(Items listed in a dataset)
----------------
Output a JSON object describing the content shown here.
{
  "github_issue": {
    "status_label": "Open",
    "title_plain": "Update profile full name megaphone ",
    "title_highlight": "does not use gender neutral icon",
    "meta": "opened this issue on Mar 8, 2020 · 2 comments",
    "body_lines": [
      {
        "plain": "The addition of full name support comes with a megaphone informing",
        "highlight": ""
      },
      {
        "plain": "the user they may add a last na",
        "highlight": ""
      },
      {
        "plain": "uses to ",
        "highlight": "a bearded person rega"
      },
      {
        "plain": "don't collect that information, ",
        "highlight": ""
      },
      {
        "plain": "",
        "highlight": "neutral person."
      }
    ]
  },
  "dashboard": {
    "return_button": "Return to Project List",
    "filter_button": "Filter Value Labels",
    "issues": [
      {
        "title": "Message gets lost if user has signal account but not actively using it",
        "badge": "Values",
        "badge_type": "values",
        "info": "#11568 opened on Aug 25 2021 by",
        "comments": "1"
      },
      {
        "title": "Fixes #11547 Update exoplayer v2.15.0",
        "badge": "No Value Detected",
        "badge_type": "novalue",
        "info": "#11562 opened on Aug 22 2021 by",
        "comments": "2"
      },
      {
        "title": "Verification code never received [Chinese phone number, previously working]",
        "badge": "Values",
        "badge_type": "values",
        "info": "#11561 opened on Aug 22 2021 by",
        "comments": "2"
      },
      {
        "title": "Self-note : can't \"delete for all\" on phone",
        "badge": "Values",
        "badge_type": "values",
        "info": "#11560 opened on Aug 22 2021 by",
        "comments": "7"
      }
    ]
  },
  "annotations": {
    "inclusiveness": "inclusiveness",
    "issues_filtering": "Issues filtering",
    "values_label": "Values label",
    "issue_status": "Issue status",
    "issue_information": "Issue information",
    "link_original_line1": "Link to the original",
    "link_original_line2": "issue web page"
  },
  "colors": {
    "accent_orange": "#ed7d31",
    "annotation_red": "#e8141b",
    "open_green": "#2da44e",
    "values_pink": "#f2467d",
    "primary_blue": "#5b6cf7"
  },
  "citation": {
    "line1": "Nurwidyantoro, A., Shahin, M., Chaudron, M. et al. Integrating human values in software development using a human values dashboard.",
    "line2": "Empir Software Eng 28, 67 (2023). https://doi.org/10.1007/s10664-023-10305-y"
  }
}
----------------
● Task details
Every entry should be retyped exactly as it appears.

● Expected answer
Output a JSON object describing the content shown here.
{
  "github_issue": {
    "status_label": "Open",
    "title_plain": "Update profile full name megaphone ",
    "title_highlight": "does not use gender neutral icon",
    "meta": "opened this issue on Mar 8, 2020 · 2 comments",
    "body_lines": [
      {
        "plain": "The addition of full name support comes with a megaphone informing",
        "highlight": ""
      },
      {
        "plain": "the user they may add a last na",
        "highlight": ""
      },
      {
        "plain": "uses to ",
        "highlight": "a bearded person rega"
      },
      {
        "plain": "don't collect that information, ",
        "highlight": ""
      },
      {
        "plain": "",
        "highlight": "neutral person."
      }
    ]
  },
  "dashboard": {
    "return_button": "Return to Project List",
    "filter_button": "Filter Value Labels",
    "issues": [
      {
        "title": "Message gets lost if user has signal account but not actively using it",
        "badge": "Values",
        "badge_type": "values",
        "info": "#11568 opened on Aug 25 2021 by",
        "comments": "1"
      },
      {
        "title": "Fixes #11547 Update exoplayer v2.15.0",
        "badge": "No Value Detected",
        "badge_type": "novalue",
        "info": "#11562 opened on Aug 22 2021 by",
        "comments": "2"
      },
      {
        "title": "Verification code never received [Chinese phone number, previously working]",
        "badge": "Values",
        "badge_type": "values",
        "info": "#11561 opened on Aug 22 2021 by",
        "comments": "2"
      },
      {
        "title": "Self-note : can't \"delete for all\" on phone",
        "badge": "Values",
        "badge_type": "values",
        "info": "#11560 opened on Aug 22 2021 by",
        "comments": "7"
      }
    ]
  },
  "annotations": {
    "inclusiveness": "inclusiveness",
    "issues_filtering": "Issues filtering",
    "values_label": "Values label",
    "issue_status": "Issue status",
    "issue_information": "Issue information",
    "link_original_line1": "Link to the original",
    "link_original_line2": "issue web page"
  },
  "colors": {
    "accent_orange": "#ed7d31",
    "annotation_red": "#e8141b",
    "open_green": "#2da44e",
    "values_pink": "#f2467d",
    "primary_blue": "#5b6cf7"
  },
  "citation": {
    "line1": "Nurwidyantoro, A., Shahin, M., Chaudron, M. et al. Integrating human values in software development using a human values dashboard.",
    "line2": "Empir Software Eng 28, 67 (2023). https://doi.org/10.1007/s10664-023-10305-y"
  }
}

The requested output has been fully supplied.